According to the story, "Cargill's finely textured beef is a processed meat product made from chunks of beef, including trimmings, and exposed to citric acid to kill E. coli and other dangerous contaminants. The product, which Cargill has made since 1993, is used to produce higher-volume, less fatty ground beef."

However, a controversy about the unlabeled presence of finely textured beef/pink slime in ground beef emerged last year when consumer advocates suggested that the lack of labels demonstrated a deplorable lack of transparency … though the specific controversy concerned a similar product made by Beef Products Inc.

Cargill says it made the decision to provide the labels - which the story says already are being used by some of Cargill's customers, including Hy-Vee - was made after it surveyed consumers about what they knew and did not know about beef processing.
KC's View:
Part of the problem was the content of lean finely textured beef, but the bigger problem was that it was not being disclosed.

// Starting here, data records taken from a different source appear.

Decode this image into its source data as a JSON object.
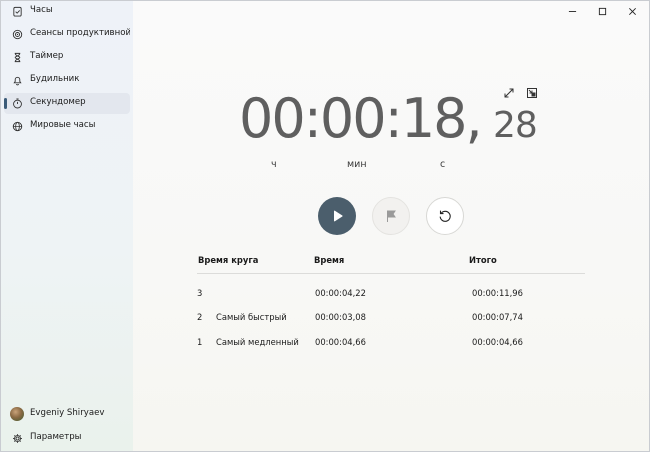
{
  "sidebar": {
    "items": [
      {
        "label": "Часы",
        "icon": "clipboard-check-icon"
      },
      {
        "label": "Сеансы продуктивной р",
        "icon": "focus-target-icon"
      },
      {
        "label": "Таймер",
        "icon": "hourglass-icon"
      },
      {
        "label": "Будильник",
        "icon": "bell-icon"
      },
      {
        "label": "Секундомер",
        "icon": "stopwatch-icon",
        "active": true
      },
      {
        "label": "Мировые часы",
        "icon": "globe-icon"
      }
    ],
    "profile": {
      "name": "Evgeniy Shiryaev"
    },
    "settings": {
      "label": "Параметры",
      "icon": "gear-icon"
    }
  },
  "window_controls": [
    "minimize-icon",
    "maximize-icon",
    "close-icon"
  ],
  "stopwatch": {
    "main_time": "00:00:18,",
    "centiseconds": "28",
    "units": {
      "hours": "ч",
      "minutes": "мин",
      "seconds": "с"
    }
  },
  "laps": {
    "headers": {
      "lap_time": "Время круга",
      "time": "Время",
      "total": "Итого"
    },
    "rows": [
      {
        "num": "3",
        "tag": "",
        "time": "00:00:04,22",
        "total": "00:00:11,96"
      },
      {
        "num": "2",
        "tag": "Самый быстрый",
        "time": "00:00:03,08",
        "total": "00:00:07,74"
      },
      {
        "num": "1",
        "tag": "Самый медленный",
        "time": "00:00:04,66",
        "total": "00:00:04,66"
      }
    ]
  },
  "colors": {
    "accent": "#3b5b78",
    "play_button": "#4b5e6c",
    "timer_text": "#5f5f5f"
  }
}
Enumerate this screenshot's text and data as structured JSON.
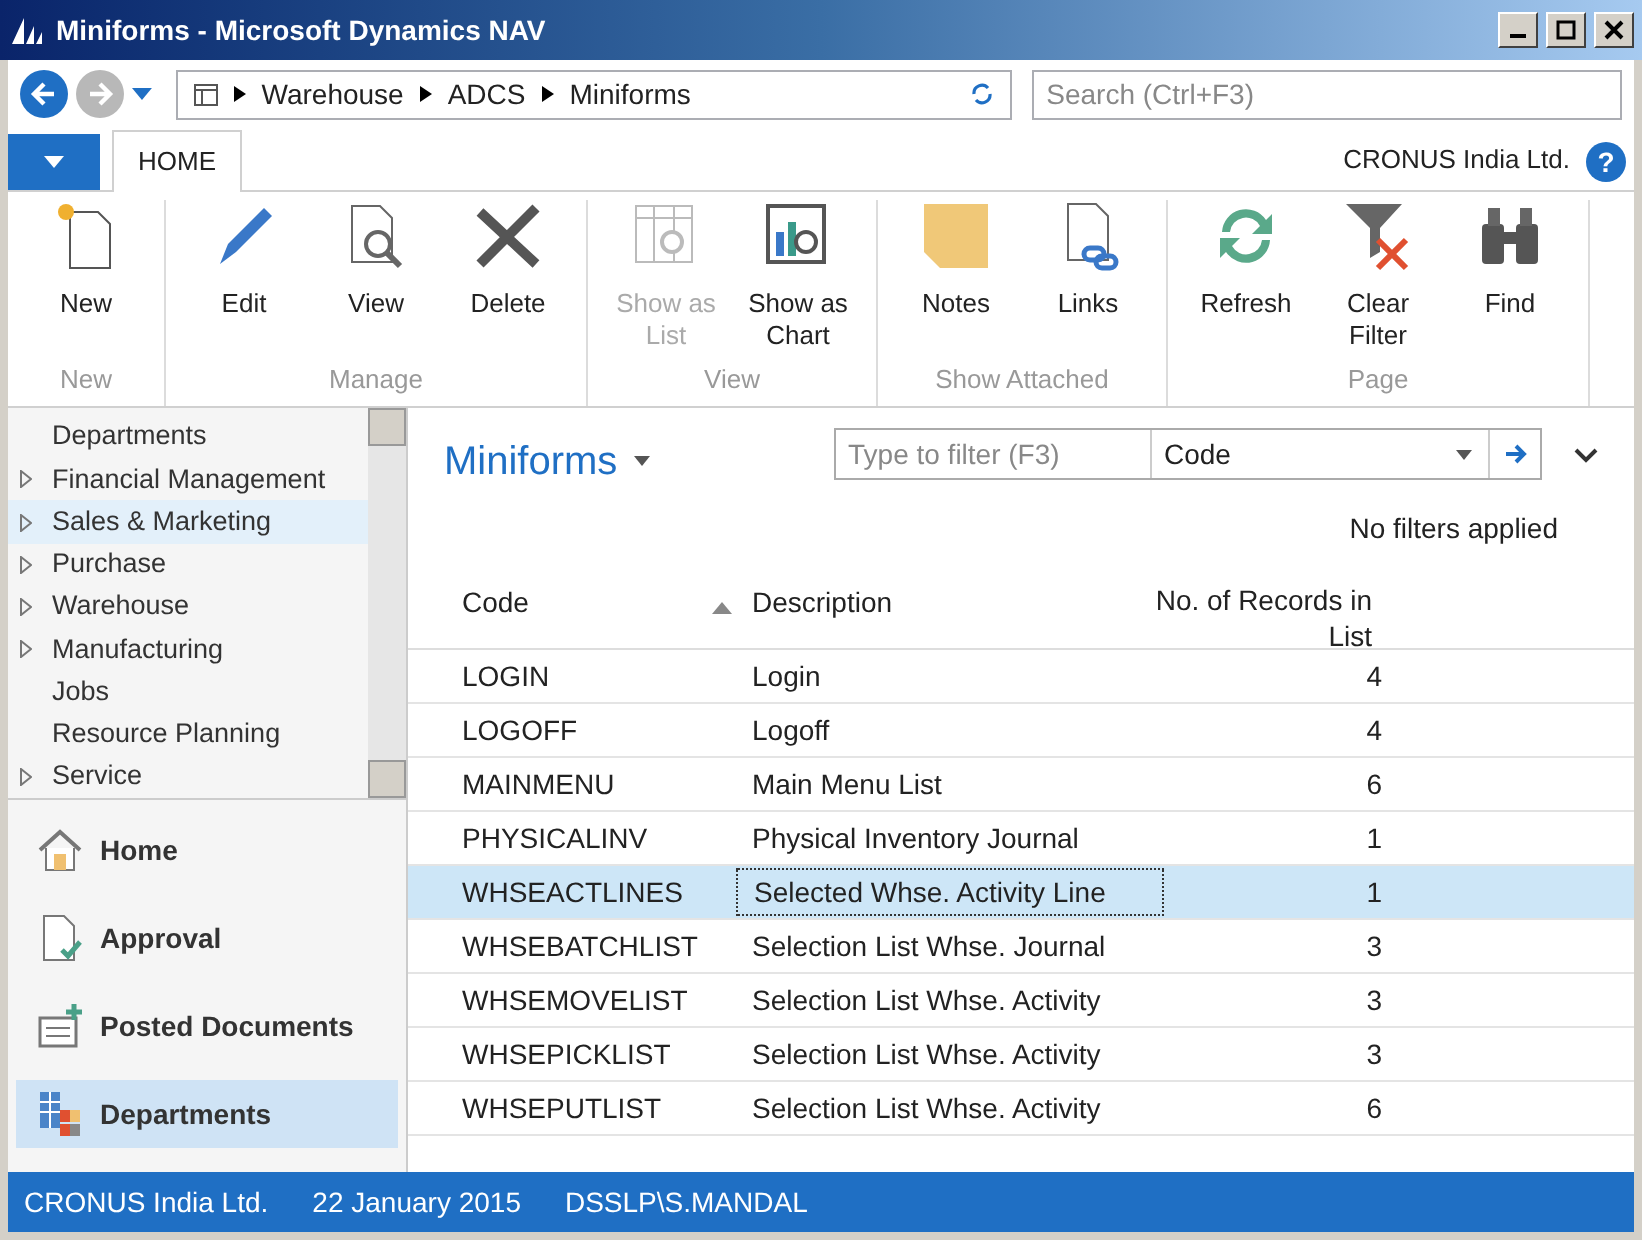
{
  "window": {
    "title": "Miniforms - Microsoft Dynamics NAV"
  },
  "address_bar": {
    "breadcrumb": [
      "Warehouse",
      "ADCS",
      "Miniforms"
    ]
  },
  "search": {
    "placeholder": "Search (Ctrl+F3)"
  },
  "tabs": [
    {
      "label": "HOME",
      "selected": true
    }
  ],
  "company": "CRONUS India Ltd.",
  "help_button": "?",
  "ribbon_groups": [
    {
      "label": "New",
      "actions": [
        {
          "label": "New",
          "kind": "new",
          "disabled": false
        }
      ]
    },
    {
      "label": "Manage",
      "actions": [
        {
          "label": "Edit",
          "kind": "edit",
          "disabled": false
        },
        {
          "label": "View",
          "kind": "view",
          "disabled": false
        },
        {
          "label": "Delete",
          "kind": "delete",
          "disabled": false
        }
      ]
    },
    {
      "label": "View",
      "actions": [
        {
          "label": "Show as List",
          "kind": "list",
          "disabled": true
        },
        {
          "label": "Show as Chart",
          "kind": "chart",
          "disabled": false
        }
      ]
    },
    {
      "label": "Show Attached",
      "actions": [
        {
          "label": "Notes",
          "kind": "notes",
          "disabled": false
        },
        {
          "label": "Links",
          "kind": "links",
          "disabled": false
        }
      ]
    },
    {
      "label": "Page",
      "actions": [
        {
          "label": "Refresh",
          "kind": "refresh",
          "disabled": false
        },
        {
          "label": "Clear Filter",
          "kind": "clearfilter",
          "disabled": false
        },
        {
          "label": "Find",
          "kind": "find",
          "disabled": false
        }
      ]
    }
  ],
  "nav_tree": [
    {
      "label": "Departments",
      "expandable": false,
      "selected": false
    },
    {
      "label": "Financial Management",
      "expandable": true,
      "selected": false
    },
    {
      "label": "Sales & Marketing",
      "expandable": true,
      "selected": true
    },
    {
      "label": "Purchase",
      "expandable": true,
      "selected": false
    },
    {
      "label": "Warehouse",
      "expandable": true,
      "selected": false
    },
    {
      "label": "Manufacturing",
      "expandable": true,
      "selected": false
    },
    {
      "label": "Jobs",
      "expandable": false,
      "selected": false
    },
    {
      "label": "Resource Planning",
      "expandable": false,
      "selected": false
    },
    {
      "label": "Service",
      "expandable": true,
      "selected": false
    }
  ],
  "nav_buttons": [
    {
      "label": "Home",
      "kind": "home",
      "selected": false
    },
    {
      "label": "Approval",
      "kind": "approval",
      "selected": false
    },
    {
      "label": "Posted Documents",
      "kind": "posted",
      "selected": false
    },
    {
      "label": "Departments",
      "kind": "departments",
      "selected": true
    }
  ],
  "page": {
    "title": "Miniforms",
    "filter_placeholder": "Type to filter (F3)",
    "filter_field": "Code",
    "filter_status": "No filters applied"
  },
  "table": {
    "columns": [
      "Code",
      "Description",
      "No. of Records in List"
    ],
    "rows": [
      {
        "cells": [
          "LOGIN",
          "Login",
          "4"
        ],
        "selected": false
      },
      {
        "cells": [
          "LOGOFF",
          "Logoff",
          "4"
        ],
        "selected": false
      },
      {
        "cells": [
          "MAINMENU",
          "Main Menu List",
          "6"
        ],
        "selected": false
      },
      {
        "cells": [
          "PHYSICALINV",
          "Physical Inventory Journal",
          "1"
        ],
        "selected": false
      },
      {
        "cells": [
          "WHSEACTLINES",
          "Selected Whse. Activity Line",
          "1"
        ],
        "selected": true
      },
      {
        "cells": [
          "WHSEBATCHLIST",
          "Selection List Whse. Journal",
          "3"
        ],
        "selected": false
      },
      {
        "cells": [
          "WHSEMOVELIST",
          "Selection List Whse. Activity",
          "3"
        ],
        "selected": false
      },
      {
        "cells": [
          "WHSEPICKLIST",
          "Selection List Whse. Activity",
          "3"
        ],
        "selected": false
      },
      {
        "cells": [
          "WHSEPUTLIST",
          "Selection List Whse. Activity",
          "6"
        ],
        "selected": false
      }
    ]
  },
  "status_bar": [
    "CRONUS India Ltd.",
    "22 January 2015",
    "DSSLP\\S.MANDAL"
  ]
}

Kudos to Cargill for recognizing that disclosure and transparency, in the long run, are always the best strategic decision.